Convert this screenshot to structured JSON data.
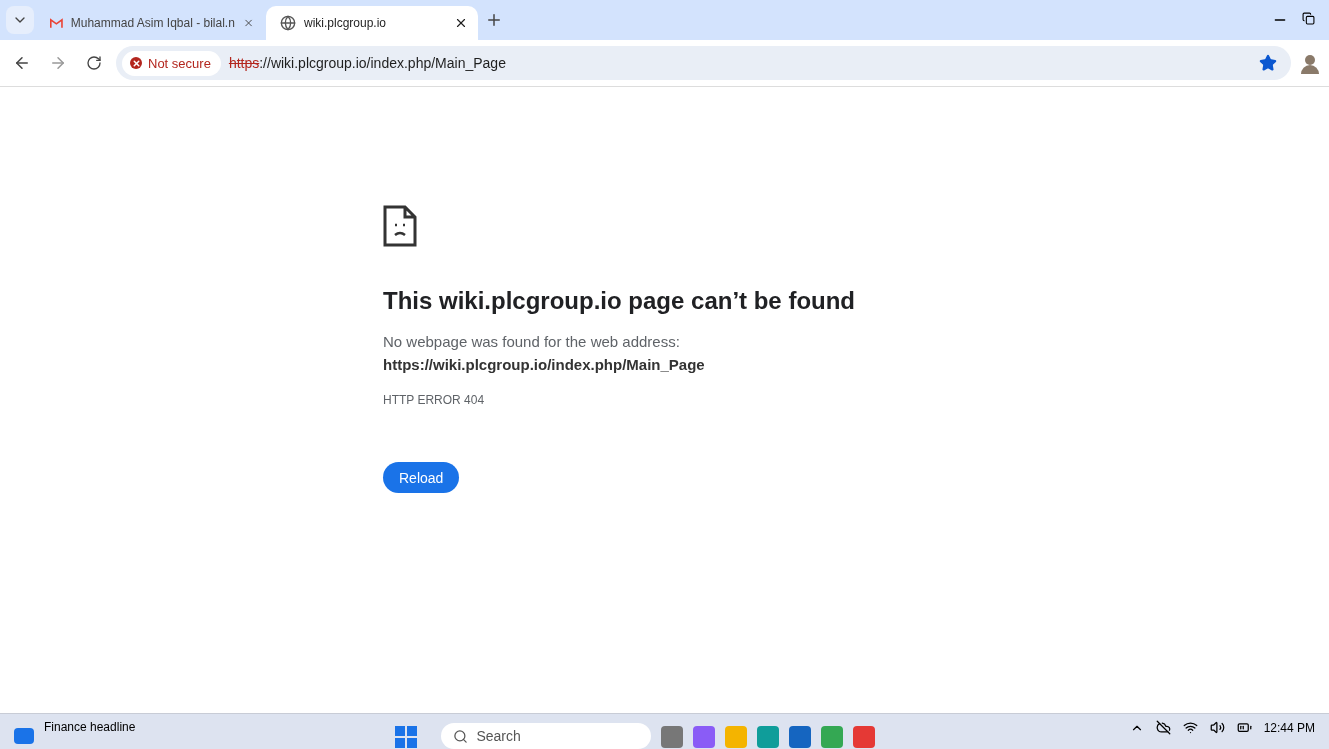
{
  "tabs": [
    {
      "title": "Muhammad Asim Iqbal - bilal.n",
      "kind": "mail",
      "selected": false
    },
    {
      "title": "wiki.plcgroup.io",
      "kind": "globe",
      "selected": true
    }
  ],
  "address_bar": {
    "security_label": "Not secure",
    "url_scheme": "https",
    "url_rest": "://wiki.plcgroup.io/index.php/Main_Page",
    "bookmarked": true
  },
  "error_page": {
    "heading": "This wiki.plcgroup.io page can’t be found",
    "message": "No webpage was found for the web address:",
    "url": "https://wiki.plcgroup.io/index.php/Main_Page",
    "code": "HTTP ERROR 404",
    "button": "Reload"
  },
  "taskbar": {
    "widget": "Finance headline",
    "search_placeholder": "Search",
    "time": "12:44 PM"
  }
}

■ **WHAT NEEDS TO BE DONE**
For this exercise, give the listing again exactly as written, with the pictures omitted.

■ **ANSWER**
Convert this screenshot to structured JSON data.
{
  "tabs": [
    {
      "title": "Muhammad Asim Iqbal - bilal.n",
      "kind": "mail",
      "selected": false
    },
    {
      "title": "wiki.plcgroup.io",
      "kind": "globe",
      "selected": true
    }
  ],
  "address_bar": {
    "security_label": "Not secure",
    "url_scheme": "https",
    "url_rest": "://wiki.plcgroup.io/index.php/Main_Page",
    "bookmarked": true
  },
  "error_page": {
    "heading": "This wiki.plcgroup.io page can’t be found",
    "message": "No webpage was found for the web address:",
    "url": "https://wiki.plcgroup.io/index.php/Main_Page",
    "code": "HTTP ERROR 404",
    "button": "Reload"
  },
  "taskbar": {
    "widget": "Finance headline",
    "search_placeholder": "Search",
    "time": "12:44 PM"
  }
}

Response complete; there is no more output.